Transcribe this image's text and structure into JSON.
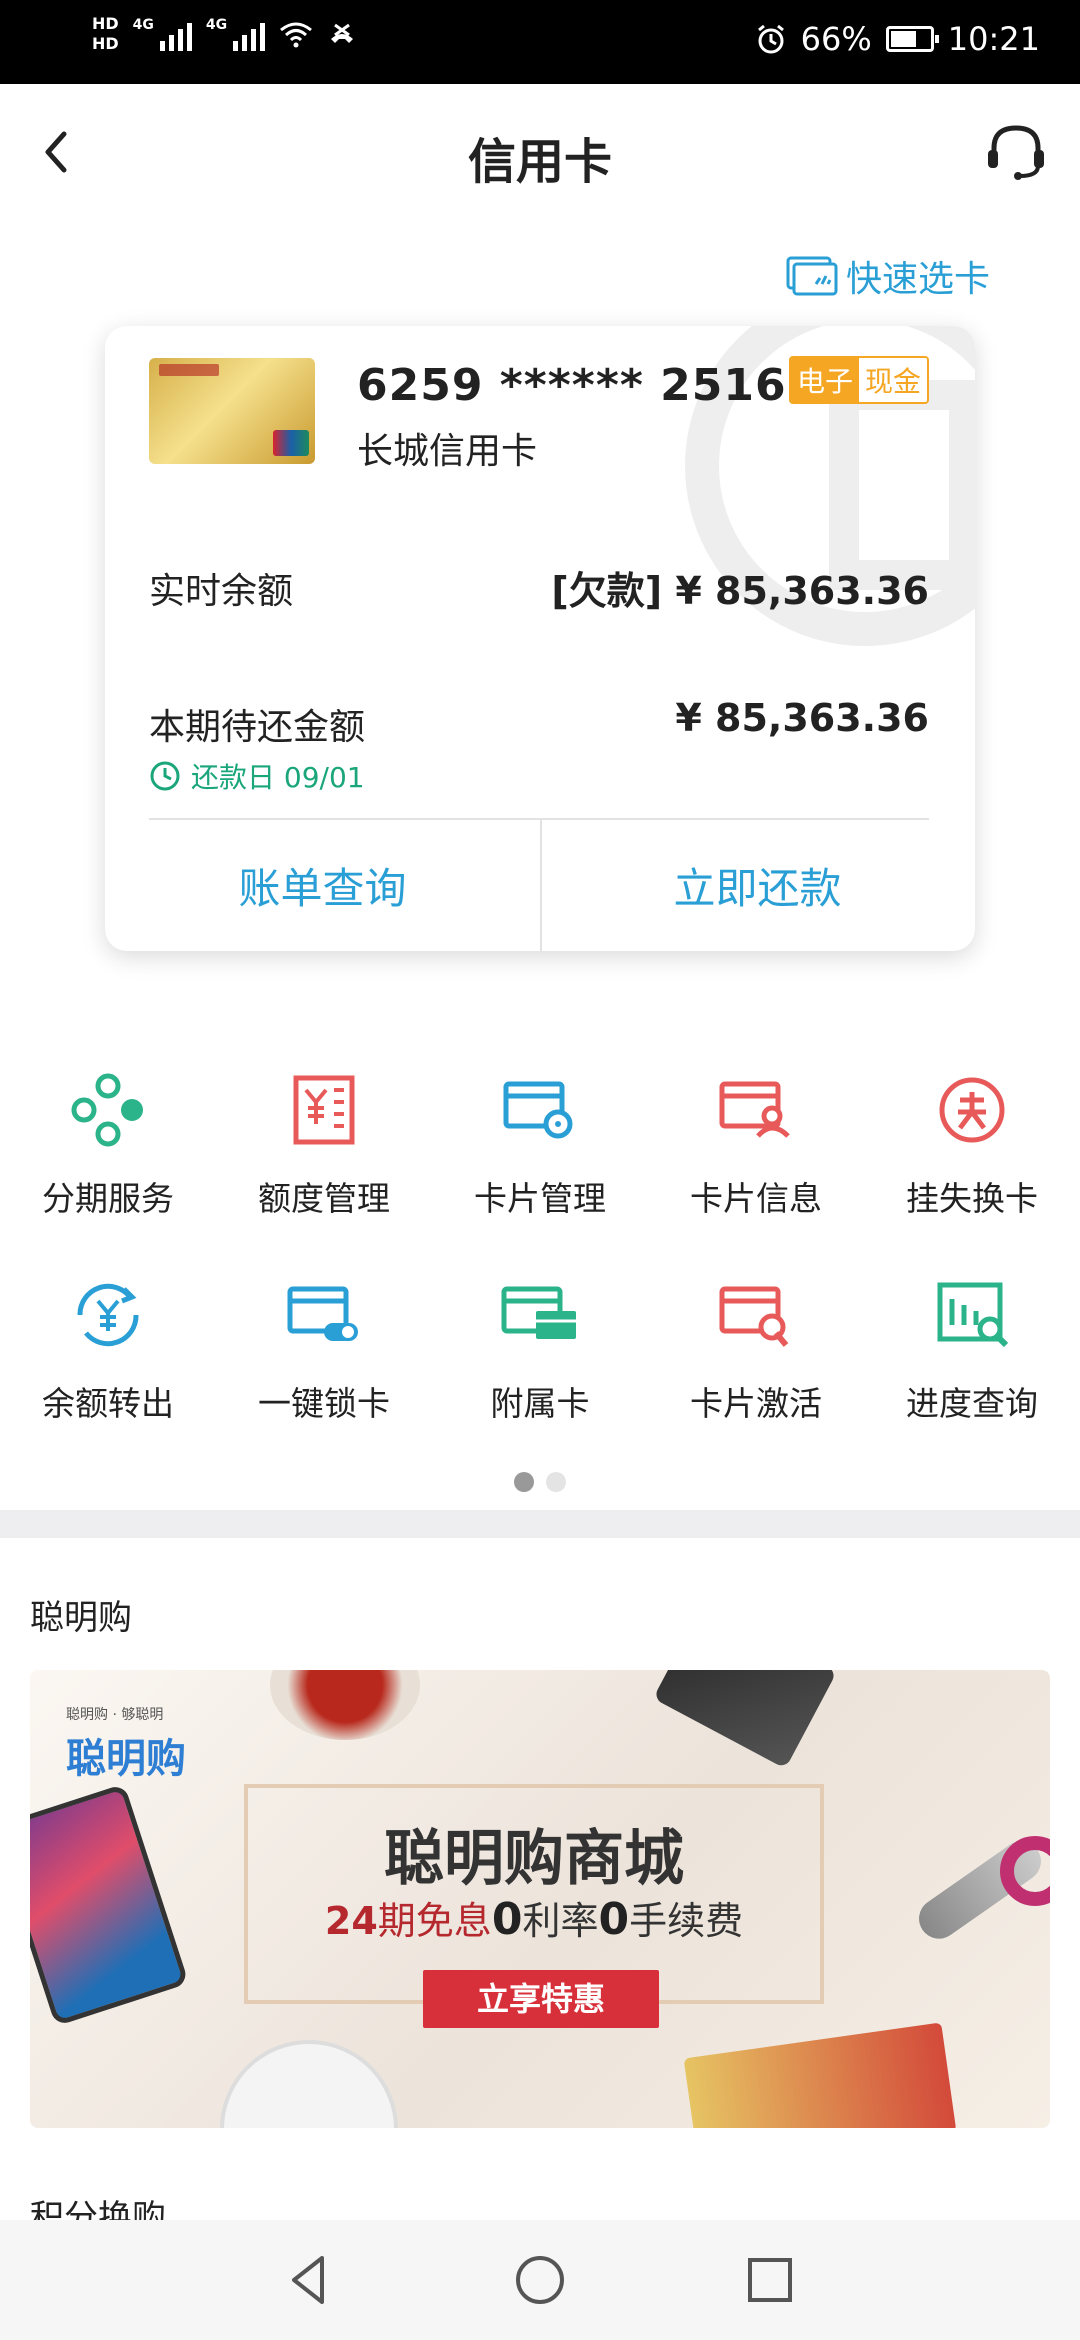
{
  "status_bar": {
    "hd1": "HD",
    "hd2": "HD",
    "net1": "4G",
    "net2": "4G",
    "battery": "66%",
    "battery_level": 0.66,
    "time": "10:21"
  },
  "header": {
    "title": "信用卡"
  },
  "quick_select": "快速选卡",
  "card": {
    "number": "6259 ****** 2516",
    "name": "长城信用卡",
    "ecash_tag": [
      "电子",
      "现金"
    ],
    "balance_label": "实时余额",
    "balance_value": "[欠款] ¥ 85,363.36",
    "due_label": "本期待还金额",
    "due_value": "¥ 85,363.36",
    "due_date": "还款日 09/01",
    "btn_bill": "账单查询",
    "btn_repay": "立即还款"
  },
  "services": [
    {
      "label": "分期服务",
      "icon": "installment-icon",
      "color": "#2bb38a"
    },
    {
      "label": "额度管理",
      "icon": "credit-limit-icon",
      "color": "#e85a5a"
    },
    {
      "label": "卡片管理",
      "icon": "card-settings-icon",
      "color": "#2a9fd6"
    },
    {
      "label": "卡片信息",
      "icon": "card-info-icon",
      "color": "#e85a5a"
    },
    {
      "label": "挂失换卡",
      "icon": "report-loss-icon",
      "color": "#e85a5a"
    },
    {
      "label": "余额转出",
      "icon": "balance-transfer-icon",
      "color": "#2a9fd6"
    },
    {
      "label": "一键锁卡",
      "icon": "lock-card-icon",
      "color": "#2a9fd6"
    },
    {
      "label": "附属卡",
      "icon": "supplementary-card-icon",
      "color": "#2bb38a"
    },
    {
      "label": "卡片激活",
      "icon": "activate-card-icon",
      "color": "#e85a5a"
    },
    {
      "label": "进度查询",
      "icon": "progress-query-icon",
      "color": "#2bb38a"
    }
  ],
  "pager": {
    "pages": 2,
    "active": 1
  },
  "smart_buy": {
    "section_title": "聪明购",
    "banner": {
      "logo_small": "聪明购 · 够聪明",
      "logo": "聪明购",
      "title": "聪明购商城",
      "sub_24": "24",
      "sub_a": "期免息",
      "sub_0a": "0",
      "sub_b": "利率",
      "sub_0b": "0",
      "sub_c": "手续费",
      "button": "立享特惠"
    }
  },
  "points_section_title": "积分换购",
  "colors": {
    "accent": "#2a9fd6",
    "green": "#1aa67a",
    "orange": "#f5a623",
    "red": "#d8303a"
  }
}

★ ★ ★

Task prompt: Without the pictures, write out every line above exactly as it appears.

Exercise output:
Transcribe this image's text and structure into JSON.
{
  "status_bar": {
    "hd1": "HD",
    "hd2": "HD",
    "net1": "4G",
    "net2": "4G",
    "battery": "66%",
    "battery_level": 0.66,
    "time": "10:21"
  },
  "header": {
    "title": "信用卡"
  },
  "quick_select": "快速选卡",
  "card": {
    "number": "6259 ****** 2516",
    "name": "长城信用卡",
    "ecash_tag": [
      "电子",
      "现金"
    ],
    "balance_label": "实时余额",
    "balance_value": "[欠款] ¥ 85,363.36",
    "due_label": "本期待还金额",
    "due_value": "¥ 85,363.36",
    "due_date": "还款日 09/01",
    "btn_bill": "账单查询",
    "btn_repay": "立即还款"
  },
  "services": [
    {
      "label": "分期服务",
      "icon": "installment-icon",
      "color": "#2bb38a"
    },
    {
      "label": "额度管理",
      "icon": "credit-limit-icon",
      "color": "#e85a5a"
    },
    {
      "label": "卡片管理",
      "icon": "card-settings-icon",
      "color": "#2a9fd6"
    },
    {
      "label": "卡片信息",
      "icon": "card-info-icon",
      "color": "#e85a5a"
    },
    {
      "label": "挂失换卡",
      "icon": "report-loss-icon",
      "color": "#e85a5a"
    },
    {
      "label": "余额转出",
      "icon": "balance-transfer-icon",
      "color": "#2a9fd6"
    },
    {
      "label": "一键锁卡",
      "icon": "lock-card-icon",
      "color": "#2a9fd6"
    },
    {
      "label": "附属卡",
      "icon": "supplementary-card-icon",
      "color": "#2bb38a"
    },
    {
      "label": "卡片激活",
      "icon": "activate-card-icon",
      "color": "#e85a5a"
    },
    {
      "label": "进度查询",
      "icon": "progress-query-icon",
      "color": "#2bb38a"
    }
  ],
  "pager": {
    "pages": 2,
    "active": 1
  },
  "smart_buy": {
    "section_title": "聪明购",
    "banner": {
      "logo_small": "聪明购 · 够聪明",
      "logo": "聪明购",
      "title": "聪明购商城",
      "sub_24": "24",
      "sub_a": "期免息",
      "sub_0a": "0",
      "sub_b": "利率",
      "sub_0b": "0",
      "sub_c": "手续费",
      "button": "立享特惠"
    }
  },
  "points_section_title": "积分换购",
  "colors": {
    "accent": "#2a9fd6",
    "green": "#1aa67a",
    "orange": "#f5a623",
    "red": "#d8303a"
  }
}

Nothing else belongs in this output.